The Coming of Winter In the northern reaches of the United States, just before the leaves start to fall, birds begin to flock together and prepare for their annual migration south. Birds that we usually see alone or in small groups during summer months will gather with others of their kind, or often with those of other species.

Why do birds fly south for the winter?

So let’s find out why birds fly south for the winter! The American robin is a migratory bird that is seen as a first sign of spring in many parts of North America. Why Do Birds Fly South? It seems logical that the reason many birds spend the winter months in more pleasant, southern locations might have something to do with the warmth of the sun.

Why do birds go missing from my yard?

Often when someone reports that birds have gone missing from their yard, they are just seeing normal variation. Causes for these regular changes include: Fluctuating food supplies/requirements.

What is eating my birds in my yard?

Without knowing the type of birds, your location and what is in your yard, this is difficult to answer. If you have a lot of bright flowers and these are hummingbirds, it is an easy answer. If you have lots of gnats the purple martin’s are feasting. You may have lots of tent caterpillars being eaten by cuckoos.

Why do birds leave the garden?

Although young birds may have been encouraged to leave your garden by their parents to find new territories adult birds disappear for another reason. After breeding season many garden birds go into moult, as a result of hormonal changes brought about by the change in season.

What birds are in your garden this autumn and winter?

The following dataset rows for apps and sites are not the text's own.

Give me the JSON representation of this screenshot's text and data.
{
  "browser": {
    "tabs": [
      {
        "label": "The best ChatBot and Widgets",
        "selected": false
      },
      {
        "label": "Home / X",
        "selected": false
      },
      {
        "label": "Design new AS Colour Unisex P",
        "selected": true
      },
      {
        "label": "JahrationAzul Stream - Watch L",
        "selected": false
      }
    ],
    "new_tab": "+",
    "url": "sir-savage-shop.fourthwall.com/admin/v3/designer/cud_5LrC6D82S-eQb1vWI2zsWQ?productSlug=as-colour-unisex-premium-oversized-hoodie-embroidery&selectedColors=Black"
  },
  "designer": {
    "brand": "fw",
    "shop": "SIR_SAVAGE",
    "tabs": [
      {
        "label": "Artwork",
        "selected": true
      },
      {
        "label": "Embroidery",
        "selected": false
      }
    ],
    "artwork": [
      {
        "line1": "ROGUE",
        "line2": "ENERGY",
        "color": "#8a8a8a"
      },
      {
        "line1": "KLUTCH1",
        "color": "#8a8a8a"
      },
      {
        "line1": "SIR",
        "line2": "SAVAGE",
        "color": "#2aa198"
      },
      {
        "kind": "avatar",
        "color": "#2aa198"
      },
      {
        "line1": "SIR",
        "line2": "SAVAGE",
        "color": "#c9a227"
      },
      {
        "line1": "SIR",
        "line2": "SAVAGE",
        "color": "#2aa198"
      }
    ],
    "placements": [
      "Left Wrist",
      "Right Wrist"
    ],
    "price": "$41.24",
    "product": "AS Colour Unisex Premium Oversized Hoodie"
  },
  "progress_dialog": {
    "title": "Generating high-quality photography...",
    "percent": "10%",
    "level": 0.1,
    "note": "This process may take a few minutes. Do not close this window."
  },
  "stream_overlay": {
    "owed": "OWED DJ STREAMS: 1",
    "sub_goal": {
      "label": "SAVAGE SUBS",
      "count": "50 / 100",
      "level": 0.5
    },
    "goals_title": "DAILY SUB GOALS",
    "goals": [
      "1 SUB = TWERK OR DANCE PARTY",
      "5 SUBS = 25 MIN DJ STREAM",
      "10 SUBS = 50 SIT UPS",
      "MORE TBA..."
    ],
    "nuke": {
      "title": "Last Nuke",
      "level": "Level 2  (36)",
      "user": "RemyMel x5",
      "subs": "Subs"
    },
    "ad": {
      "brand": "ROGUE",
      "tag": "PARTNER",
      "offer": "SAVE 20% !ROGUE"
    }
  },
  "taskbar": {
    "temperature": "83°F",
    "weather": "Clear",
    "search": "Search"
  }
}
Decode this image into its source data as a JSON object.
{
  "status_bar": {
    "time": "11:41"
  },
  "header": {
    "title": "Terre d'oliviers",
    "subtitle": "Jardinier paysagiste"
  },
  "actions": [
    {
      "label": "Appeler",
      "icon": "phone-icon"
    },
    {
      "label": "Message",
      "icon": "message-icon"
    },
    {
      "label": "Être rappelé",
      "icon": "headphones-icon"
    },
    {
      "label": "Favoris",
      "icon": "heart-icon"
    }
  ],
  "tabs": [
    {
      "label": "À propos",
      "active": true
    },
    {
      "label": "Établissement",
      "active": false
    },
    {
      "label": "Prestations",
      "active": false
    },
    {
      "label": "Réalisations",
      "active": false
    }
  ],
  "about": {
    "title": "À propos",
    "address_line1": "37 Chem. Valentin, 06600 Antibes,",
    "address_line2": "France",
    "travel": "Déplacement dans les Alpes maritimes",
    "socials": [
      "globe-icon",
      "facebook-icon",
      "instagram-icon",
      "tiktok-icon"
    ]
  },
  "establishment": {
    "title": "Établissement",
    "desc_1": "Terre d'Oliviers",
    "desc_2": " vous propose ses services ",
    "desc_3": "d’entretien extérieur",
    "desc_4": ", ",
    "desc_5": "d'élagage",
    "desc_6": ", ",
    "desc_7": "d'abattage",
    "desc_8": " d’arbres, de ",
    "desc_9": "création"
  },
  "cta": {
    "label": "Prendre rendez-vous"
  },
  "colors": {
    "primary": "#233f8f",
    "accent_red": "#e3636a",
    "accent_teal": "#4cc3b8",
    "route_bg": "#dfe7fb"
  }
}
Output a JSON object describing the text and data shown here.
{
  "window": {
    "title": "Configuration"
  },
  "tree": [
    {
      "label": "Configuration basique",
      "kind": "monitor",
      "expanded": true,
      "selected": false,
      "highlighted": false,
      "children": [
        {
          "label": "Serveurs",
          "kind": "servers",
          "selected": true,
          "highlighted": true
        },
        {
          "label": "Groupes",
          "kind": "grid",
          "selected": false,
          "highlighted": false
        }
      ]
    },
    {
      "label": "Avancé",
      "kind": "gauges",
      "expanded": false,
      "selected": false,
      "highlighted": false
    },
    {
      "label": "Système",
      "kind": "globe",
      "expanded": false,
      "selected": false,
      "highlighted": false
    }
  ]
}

Here are some of the birds you’re likely to spot spending time in your garden in autumn and winter. Robins ( Erithacus rubecula) are often considered a British winter icon. They’re so popular that in 2015 they were voted our first-ever national bird.